─── PROVIDED RECORDS

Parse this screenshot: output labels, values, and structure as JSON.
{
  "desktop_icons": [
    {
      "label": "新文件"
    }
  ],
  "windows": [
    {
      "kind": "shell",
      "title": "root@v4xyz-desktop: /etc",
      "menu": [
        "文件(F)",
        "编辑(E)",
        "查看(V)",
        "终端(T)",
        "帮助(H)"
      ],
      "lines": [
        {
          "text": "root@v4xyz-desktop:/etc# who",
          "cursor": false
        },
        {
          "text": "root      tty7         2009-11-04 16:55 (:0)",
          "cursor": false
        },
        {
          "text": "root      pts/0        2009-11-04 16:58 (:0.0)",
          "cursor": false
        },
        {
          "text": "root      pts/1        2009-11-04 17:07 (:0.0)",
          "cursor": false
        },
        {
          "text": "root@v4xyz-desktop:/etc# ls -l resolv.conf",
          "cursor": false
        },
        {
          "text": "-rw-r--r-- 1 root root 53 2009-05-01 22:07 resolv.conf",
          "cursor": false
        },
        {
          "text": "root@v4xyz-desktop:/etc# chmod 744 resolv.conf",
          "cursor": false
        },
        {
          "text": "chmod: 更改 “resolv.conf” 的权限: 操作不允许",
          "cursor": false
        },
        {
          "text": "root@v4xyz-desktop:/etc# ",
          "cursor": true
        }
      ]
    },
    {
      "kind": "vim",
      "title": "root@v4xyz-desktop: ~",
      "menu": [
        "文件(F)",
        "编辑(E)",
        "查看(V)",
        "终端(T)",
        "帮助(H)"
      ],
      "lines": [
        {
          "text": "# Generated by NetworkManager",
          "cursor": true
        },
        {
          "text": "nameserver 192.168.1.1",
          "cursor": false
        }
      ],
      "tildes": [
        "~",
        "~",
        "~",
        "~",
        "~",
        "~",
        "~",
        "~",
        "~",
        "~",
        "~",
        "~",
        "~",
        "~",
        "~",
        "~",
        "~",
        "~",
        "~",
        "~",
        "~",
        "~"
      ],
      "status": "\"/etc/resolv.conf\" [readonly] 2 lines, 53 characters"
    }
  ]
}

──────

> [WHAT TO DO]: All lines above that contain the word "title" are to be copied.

> [SOLUTION]:
      "title": "root@v4xyz-desktop: /etc",
      "title": "root@v4xyz-desktop: ~",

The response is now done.